Ethan: I don’t have any idea if he based his decision on Martin’s skin color. I know that a number of his officers said an arrest should have been made. I know that the department had been accused of protecting officers’ family members who were involved in violent skirmishes with people of color. And I know that the chief was ultimately fired for his handling of the case.

Phil: To me, if there flaw in the system, it’s in the Stand Your Ground law that the chief based his decision upon. That law was created by the Florida Legislature and governor.

Ethan: I certainly agree with you there. Not only the Florida Legislature and governor, but two dozen states have similar laws that make it all too easy to kill. The law in this case allowed Zimmerman to do what should never be tolerated. Had Martin been your son, would you feel that the system worked?

Phil: If he were my son, like any loving parent, I would seek truth and justice. Isn’t that why we have a trial process?

Ethan: It is, and sometimes that process fails. Unfortunately, we see it fail much more often when the crimes involve African-Americans, either in regard to their being found guilty, over-sentenced, or when they are the victim and their perpetrator is allowed to walk.

Phil: You make it seem like Martin was just strolling along and Zimmerman pulled his gun and committed murder. The facts prove there was a beating initiated by Martin.

Ethan: The facts prove nothing of the sort. In fact, it is quite clear that Zimmerman instigated the confrontation by pursuing this young man, even after being told to back off by a 911 operator.

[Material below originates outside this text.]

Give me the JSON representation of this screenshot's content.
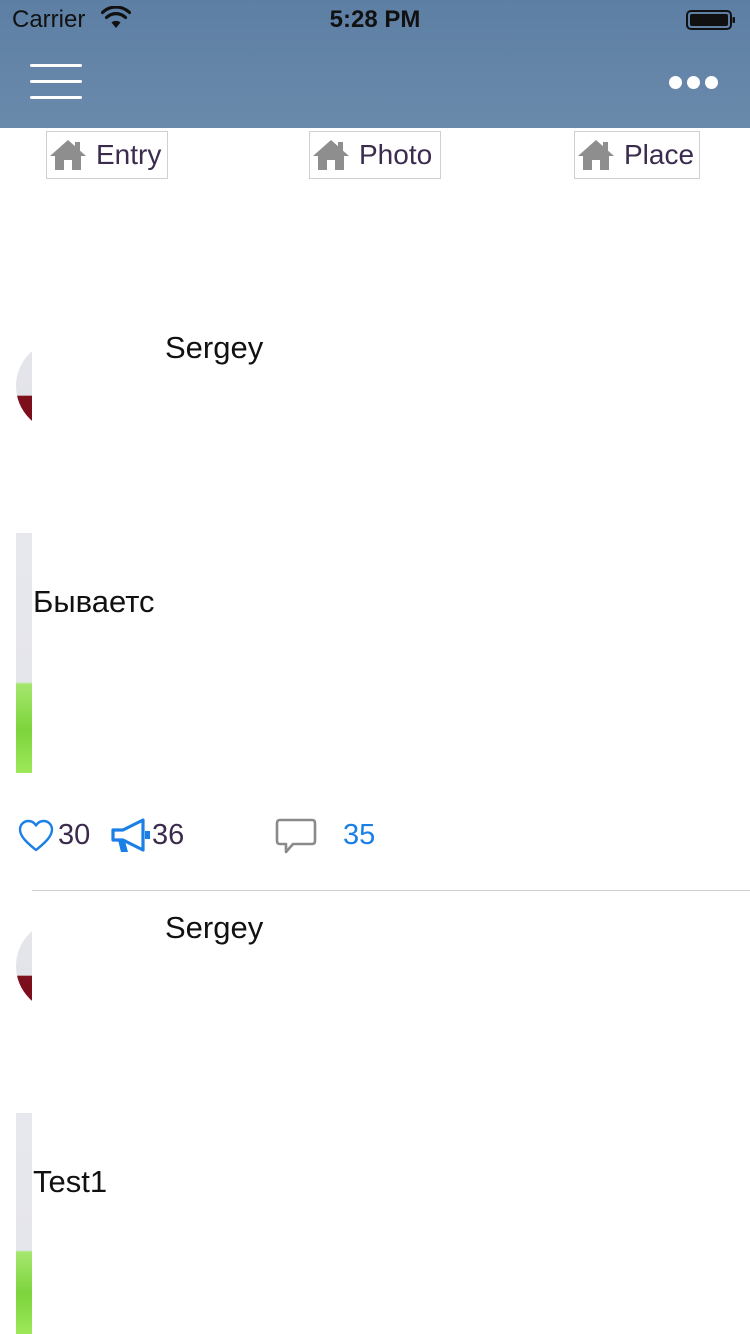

Phil: We were not present, so how can either of us decide this was another incident of a person being denied justice because of the color of his skin?

Ethan: I haven’t decided that. But I am pretty sure Zimmerman would not have been following you around that evening if you were walking home in the rain minding your own business.

Phil: What other system of justice would you propose to right the wrongs you believe are the facts in this case?

Ethan: I’d like a system that doesn’t protect a 28-year-old wannabe cop from being held accountable for recklessly killing a 17-year-old child.

Phil: What does age have to do with it when someone is beating you? What if Martin killed Zimmerman in this situation? Would we even be hearing about this case?

Ethan: You seem to have accepted Zimmerman’s side of the story, but regardless of what happened, 17-year-olds are not yet considered adults. They make stupid decisions. Adults are supposed to be more mature and responsible. Zimmerman clearly wasn’t.

Phil: It appears we must agree to disagree on the facts, but retrying it here won’t do much good. How about we turn to the future? What changes do we as a country need going forward?

Ethan: Certainly we continue to need to have a dialogue about race and the effects of racism on how we interact with others.

Phil: I would also suggest we revisit “stand your ground” laws that seem to create a pretty low bar for a claim of self-defense.

Ethan: One area where we may not agree is that we also need to be smarter about who we allow to carry a gun pretending they are a cop.

Phil: Being smarter is fine, as long as you don’t infringe on the rights of those who have every right to carry what they choose in their own defense.

Ethan: The New York Times said it best last week: “In the end, what is most frightening is that there are so many people with guns who are like George Zimmerman. Fear and racism may never be fully eliminated by legislative or judicial order, but neither should our laws allow and even facilitate their most deadly expression. Trayvon Martin was an unarmed boy walking home from the convenience store. If only Florida could give him back his life as easily as it is giving back George Zimmerman’s gun.”

Recommend this article